falsification of voting results as well.
As far as any – will there be any public criticism of election results? There
might be, but the question is also how – what would be the turnout of Kyrgyz
citizens on the election day? It is going to be a summer weekend. And as
speakers before me noted, the election procedures are very dubious and we could
see from local elections last year and parliamentary elections in 2007 that no
matter how loud the regime’s opponents are and no matter how much the regime
promises, how much transparency, sorry, the regime promises and how many
observers the regime – the government invites, the outcome is always – always
favors the regime itself.
And there is a certain – my feeling is that there is – and again, this might be
very subjective, but there is – again, there is a certain apathy among Kyrgyz
voters about the upcoming elections. And many Kyrgyz citizens are sort of, you
know, they are resigned – they just agree with the possibility that Bakiev will
be reelected again. Thank you.

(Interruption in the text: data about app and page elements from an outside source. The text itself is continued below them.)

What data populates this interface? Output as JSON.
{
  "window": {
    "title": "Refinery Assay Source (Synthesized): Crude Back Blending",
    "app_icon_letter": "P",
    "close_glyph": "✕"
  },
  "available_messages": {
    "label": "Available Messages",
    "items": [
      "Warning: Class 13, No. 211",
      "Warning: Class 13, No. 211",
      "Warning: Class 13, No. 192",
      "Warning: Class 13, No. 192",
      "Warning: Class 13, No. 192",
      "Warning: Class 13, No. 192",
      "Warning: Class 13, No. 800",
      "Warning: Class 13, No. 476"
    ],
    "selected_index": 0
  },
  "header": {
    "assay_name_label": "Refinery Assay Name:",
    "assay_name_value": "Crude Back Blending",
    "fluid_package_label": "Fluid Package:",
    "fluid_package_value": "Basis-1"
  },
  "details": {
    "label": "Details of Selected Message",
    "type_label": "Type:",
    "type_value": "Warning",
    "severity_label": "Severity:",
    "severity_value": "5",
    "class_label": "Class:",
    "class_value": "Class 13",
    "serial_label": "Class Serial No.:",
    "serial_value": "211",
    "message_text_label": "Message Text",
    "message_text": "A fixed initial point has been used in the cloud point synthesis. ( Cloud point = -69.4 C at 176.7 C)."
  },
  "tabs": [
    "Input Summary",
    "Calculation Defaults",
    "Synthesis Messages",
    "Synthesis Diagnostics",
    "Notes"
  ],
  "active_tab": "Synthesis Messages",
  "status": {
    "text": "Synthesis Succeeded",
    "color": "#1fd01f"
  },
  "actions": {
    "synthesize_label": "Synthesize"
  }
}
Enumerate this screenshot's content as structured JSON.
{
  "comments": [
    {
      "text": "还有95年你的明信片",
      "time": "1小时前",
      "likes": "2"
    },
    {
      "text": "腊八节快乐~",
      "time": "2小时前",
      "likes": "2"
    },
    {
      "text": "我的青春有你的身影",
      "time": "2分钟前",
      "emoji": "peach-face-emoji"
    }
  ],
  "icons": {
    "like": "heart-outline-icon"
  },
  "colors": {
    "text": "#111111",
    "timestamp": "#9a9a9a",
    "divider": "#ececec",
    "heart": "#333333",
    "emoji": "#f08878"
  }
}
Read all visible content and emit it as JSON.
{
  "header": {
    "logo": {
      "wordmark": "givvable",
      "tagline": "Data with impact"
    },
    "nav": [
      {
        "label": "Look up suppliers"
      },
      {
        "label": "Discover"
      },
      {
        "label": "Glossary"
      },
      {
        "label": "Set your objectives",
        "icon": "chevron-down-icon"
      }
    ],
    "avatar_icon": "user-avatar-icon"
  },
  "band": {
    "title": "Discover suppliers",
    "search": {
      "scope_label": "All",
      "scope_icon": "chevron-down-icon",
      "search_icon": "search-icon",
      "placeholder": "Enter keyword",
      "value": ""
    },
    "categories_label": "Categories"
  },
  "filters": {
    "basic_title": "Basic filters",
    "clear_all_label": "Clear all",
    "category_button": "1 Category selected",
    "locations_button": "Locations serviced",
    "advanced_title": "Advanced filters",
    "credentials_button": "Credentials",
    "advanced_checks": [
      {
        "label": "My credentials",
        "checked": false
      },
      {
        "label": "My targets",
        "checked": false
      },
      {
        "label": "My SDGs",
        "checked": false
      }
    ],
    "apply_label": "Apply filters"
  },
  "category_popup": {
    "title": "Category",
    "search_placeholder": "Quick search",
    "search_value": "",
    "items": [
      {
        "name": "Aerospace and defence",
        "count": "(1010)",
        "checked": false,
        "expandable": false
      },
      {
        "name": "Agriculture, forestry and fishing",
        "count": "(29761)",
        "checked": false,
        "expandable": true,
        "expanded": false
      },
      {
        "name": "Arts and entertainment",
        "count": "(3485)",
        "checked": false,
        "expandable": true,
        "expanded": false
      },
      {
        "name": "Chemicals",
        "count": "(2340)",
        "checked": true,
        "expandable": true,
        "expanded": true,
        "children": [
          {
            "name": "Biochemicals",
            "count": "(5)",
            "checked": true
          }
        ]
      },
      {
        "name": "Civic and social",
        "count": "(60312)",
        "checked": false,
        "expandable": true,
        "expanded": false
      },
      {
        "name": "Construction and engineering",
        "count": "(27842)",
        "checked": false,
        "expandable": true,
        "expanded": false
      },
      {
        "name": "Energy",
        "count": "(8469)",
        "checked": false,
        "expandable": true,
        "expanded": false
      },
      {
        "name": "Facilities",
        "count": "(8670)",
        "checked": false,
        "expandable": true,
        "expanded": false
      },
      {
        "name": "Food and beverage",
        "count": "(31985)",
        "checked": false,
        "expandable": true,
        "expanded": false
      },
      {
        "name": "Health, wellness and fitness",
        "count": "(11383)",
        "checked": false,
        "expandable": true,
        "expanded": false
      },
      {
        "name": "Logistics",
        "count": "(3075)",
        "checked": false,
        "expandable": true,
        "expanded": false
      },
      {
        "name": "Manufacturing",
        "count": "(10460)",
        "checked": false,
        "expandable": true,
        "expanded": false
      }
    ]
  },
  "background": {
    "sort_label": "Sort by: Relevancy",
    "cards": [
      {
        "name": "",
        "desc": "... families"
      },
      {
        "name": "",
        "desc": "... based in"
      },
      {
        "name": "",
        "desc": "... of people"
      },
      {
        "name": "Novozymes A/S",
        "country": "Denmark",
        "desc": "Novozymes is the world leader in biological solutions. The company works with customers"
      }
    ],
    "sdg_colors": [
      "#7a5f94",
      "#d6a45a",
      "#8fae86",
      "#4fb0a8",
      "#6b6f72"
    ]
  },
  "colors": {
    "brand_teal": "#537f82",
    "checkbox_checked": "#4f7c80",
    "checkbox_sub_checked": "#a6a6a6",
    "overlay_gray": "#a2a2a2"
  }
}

MS. HELWIG: Thank you. May I just check and see if there is anyone in the
audience who has thought of a question in the meantime they would like to ask?
No. Okay, well, I think we will go ahead and wrap up at this point then. I
would like to very much thank our panelists for participating. And I would
like to apologize once again that we did not have our members here. We had at
least four that had wanted to come and in particular, Chairman Hastings very
much wanted to come. But unfortunately, while we have been here, there have
been about 28 votes going on. And so unfortunately, that made it bit hard to
get out here. Mr. Hastings’ statement is on the table, so I hope you will pick
a copy up on the way out. Thank you very much.